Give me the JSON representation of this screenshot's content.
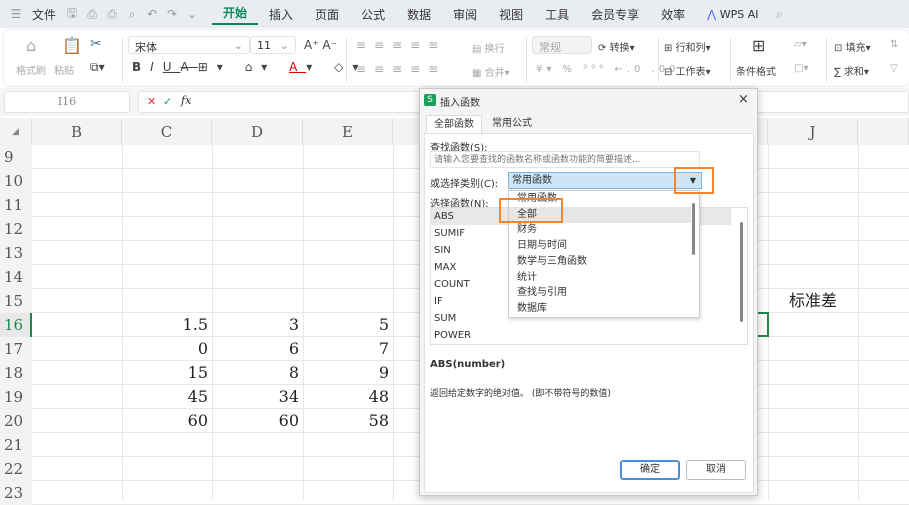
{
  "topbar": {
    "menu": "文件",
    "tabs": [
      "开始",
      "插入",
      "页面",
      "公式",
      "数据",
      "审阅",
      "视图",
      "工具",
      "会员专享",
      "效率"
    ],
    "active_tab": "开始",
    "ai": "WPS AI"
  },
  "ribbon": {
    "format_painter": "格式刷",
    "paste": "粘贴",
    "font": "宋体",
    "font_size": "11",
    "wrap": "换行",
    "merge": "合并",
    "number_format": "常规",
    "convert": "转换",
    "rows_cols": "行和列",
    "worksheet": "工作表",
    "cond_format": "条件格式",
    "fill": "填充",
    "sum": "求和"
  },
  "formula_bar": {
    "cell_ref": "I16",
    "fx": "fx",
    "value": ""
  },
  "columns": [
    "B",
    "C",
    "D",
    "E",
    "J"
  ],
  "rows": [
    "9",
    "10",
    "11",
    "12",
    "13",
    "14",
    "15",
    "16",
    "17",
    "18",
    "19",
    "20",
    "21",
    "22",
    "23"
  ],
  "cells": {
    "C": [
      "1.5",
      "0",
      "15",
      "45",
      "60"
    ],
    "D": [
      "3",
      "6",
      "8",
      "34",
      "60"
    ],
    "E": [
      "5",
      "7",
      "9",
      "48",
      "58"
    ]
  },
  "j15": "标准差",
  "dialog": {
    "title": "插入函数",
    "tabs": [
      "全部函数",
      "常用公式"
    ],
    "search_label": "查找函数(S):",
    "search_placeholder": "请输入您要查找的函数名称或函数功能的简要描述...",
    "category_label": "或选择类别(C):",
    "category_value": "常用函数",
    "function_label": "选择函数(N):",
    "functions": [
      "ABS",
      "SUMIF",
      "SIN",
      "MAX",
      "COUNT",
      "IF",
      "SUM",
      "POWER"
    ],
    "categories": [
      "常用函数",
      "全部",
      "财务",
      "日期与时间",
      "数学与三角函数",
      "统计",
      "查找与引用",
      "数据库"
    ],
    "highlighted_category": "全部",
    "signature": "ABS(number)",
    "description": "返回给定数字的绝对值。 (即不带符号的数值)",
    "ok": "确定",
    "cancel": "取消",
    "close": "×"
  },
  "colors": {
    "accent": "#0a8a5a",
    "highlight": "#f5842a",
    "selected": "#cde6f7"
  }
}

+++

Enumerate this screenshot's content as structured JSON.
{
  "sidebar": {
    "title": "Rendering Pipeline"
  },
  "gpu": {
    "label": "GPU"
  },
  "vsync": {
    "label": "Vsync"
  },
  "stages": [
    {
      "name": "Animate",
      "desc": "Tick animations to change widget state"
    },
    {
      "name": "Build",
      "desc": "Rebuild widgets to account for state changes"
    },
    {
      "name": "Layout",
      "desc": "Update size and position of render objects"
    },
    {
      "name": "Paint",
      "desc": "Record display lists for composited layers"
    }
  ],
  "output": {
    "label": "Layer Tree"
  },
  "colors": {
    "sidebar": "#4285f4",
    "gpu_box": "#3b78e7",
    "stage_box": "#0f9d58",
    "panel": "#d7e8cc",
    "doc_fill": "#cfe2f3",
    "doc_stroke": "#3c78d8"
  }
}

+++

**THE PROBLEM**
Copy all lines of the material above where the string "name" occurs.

**RESULT BELOW**
      "name": "Animate",
      "name": "Build",
      "name": "Layout",
      "name": "Paint",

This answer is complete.